However, Pistorius did not give a timetable for when he would like to see that target be reached — and there are potential roadblocks. German lawmakers are currently locked in discussions about how to fund a €25 billion ($27 billion) budget “gap” in 2025, with solutions of social welfare cuts or higher taxation on the table. If a defense spending request made by Pistorius, for €6.5 billion ($7 billion) is not agreed, procurement of new equipment will suffer.

Today, I met with my 🇩🇪 counterpart Boris Pistorius. German partnership in support of Ukraine and within the NATO Alliance is critical – always important to exchange views with a close Ally. #WeAreNATO

— Secretary of Defense Lloyd J. Austin III (@SecDef) May 9, 2024

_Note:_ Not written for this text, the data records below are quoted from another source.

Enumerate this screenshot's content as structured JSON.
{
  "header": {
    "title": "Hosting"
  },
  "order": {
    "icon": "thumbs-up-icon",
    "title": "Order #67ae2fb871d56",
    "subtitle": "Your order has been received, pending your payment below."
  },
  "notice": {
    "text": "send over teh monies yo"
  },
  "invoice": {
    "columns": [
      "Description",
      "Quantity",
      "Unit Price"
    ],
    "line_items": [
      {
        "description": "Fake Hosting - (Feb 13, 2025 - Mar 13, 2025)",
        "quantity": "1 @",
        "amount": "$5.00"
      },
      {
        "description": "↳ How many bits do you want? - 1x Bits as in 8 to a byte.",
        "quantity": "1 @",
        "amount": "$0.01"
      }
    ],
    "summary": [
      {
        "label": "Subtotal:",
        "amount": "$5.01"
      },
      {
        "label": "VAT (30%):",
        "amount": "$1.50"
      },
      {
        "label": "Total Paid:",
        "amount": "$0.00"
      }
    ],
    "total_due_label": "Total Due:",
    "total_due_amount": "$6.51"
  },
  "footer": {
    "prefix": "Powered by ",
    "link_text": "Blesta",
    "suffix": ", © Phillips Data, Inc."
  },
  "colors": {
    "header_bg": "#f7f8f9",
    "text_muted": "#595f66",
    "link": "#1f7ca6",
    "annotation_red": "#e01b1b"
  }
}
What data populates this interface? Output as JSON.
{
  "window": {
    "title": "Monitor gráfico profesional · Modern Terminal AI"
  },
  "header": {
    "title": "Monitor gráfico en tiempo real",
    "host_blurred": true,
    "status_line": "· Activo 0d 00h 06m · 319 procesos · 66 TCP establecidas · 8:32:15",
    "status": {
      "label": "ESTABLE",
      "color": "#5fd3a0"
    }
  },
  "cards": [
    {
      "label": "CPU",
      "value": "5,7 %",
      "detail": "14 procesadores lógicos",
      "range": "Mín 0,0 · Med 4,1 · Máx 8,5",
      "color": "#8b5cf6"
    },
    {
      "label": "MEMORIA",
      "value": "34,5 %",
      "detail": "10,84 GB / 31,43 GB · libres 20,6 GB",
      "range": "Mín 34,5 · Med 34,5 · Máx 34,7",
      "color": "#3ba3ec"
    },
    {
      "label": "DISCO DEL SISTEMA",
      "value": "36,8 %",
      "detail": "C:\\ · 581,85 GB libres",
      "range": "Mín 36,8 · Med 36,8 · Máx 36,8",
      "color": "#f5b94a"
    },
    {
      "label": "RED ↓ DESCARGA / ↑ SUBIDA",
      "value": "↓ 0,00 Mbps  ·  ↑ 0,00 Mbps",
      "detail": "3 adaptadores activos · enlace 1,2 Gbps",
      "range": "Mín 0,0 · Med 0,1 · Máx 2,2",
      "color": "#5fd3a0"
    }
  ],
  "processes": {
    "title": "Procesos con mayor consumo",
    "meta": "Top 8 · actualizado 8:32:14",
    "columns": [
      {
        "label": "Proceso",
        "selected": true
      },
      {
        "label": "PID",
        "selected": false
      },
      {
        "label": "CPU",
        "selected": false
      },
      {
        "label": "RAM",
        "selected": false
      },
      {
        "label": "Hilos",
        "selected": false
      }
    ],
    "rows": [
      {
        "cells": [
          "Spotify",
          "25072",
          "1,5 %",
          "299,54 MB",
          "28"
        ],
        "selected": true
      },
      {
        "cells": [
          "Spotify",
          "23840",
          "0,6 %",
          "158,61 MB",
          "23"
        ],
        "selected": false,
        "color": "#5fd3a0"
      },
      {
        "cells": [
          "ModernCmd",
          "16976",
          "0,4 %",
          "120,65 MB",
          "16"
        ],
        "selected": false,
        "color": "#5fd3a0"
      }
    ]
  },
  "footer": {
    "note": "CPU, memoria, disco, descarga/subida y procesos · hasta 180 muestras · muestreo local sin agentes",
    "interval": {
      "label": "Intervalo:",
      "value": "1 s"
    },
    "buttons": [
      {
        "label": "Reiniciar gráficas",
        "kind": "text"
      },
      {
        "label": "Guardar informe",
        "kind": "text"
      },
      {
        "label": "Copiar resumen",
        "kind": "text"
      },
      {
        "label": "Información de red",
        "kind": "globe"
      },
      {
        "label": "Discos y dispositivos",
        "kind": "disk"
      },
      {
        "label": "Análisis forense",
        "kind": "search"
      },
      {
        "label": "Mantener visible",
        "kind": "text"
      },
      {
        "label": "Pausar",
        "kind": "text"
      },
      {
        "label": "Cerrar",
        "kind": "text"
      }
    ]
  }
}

He also expressed gratitude toward the US for belatedly passing new Ukraine military aid funding under the $95 billion foreign aid bill, but based on an awareness that US resources and attention “cannot and will not” be only focused on Europe, Germany is “working hard to make Europe’s contribution to transatlantic burden sharing more relevant.”

To date, Germany has contributed €7 billion ($7.5 billion) in military aid to Ukraine, including supplies of Leopard 1 and 2 main battle tanks, Marder infantry fighting vehicles, IRIS-T and Patriot air defense systems, Stinger and Strela MANPADS and over 80,000 155mm artillery shells, but controversially in the view of some allies, continues to refuse sending Taurus long-range missiles.

Alongside Poland, Berlin also leads a multinational armored vehicles capability coalition for Ukraine and an integrated air and missile defense coalition with France. Both are designed to accelerate and better co-ordinate new equipment deliveries to Kyiv.

Regarding industry ties with the US, Pistorius said that Germany is currently spending $23 billion with American manufacturers, covering 380 contracts, and which include orders for Lockheed Martin F-35A fifth-generation fighter jets and Boeing CH-47F Chinook heavy-lift helicopters.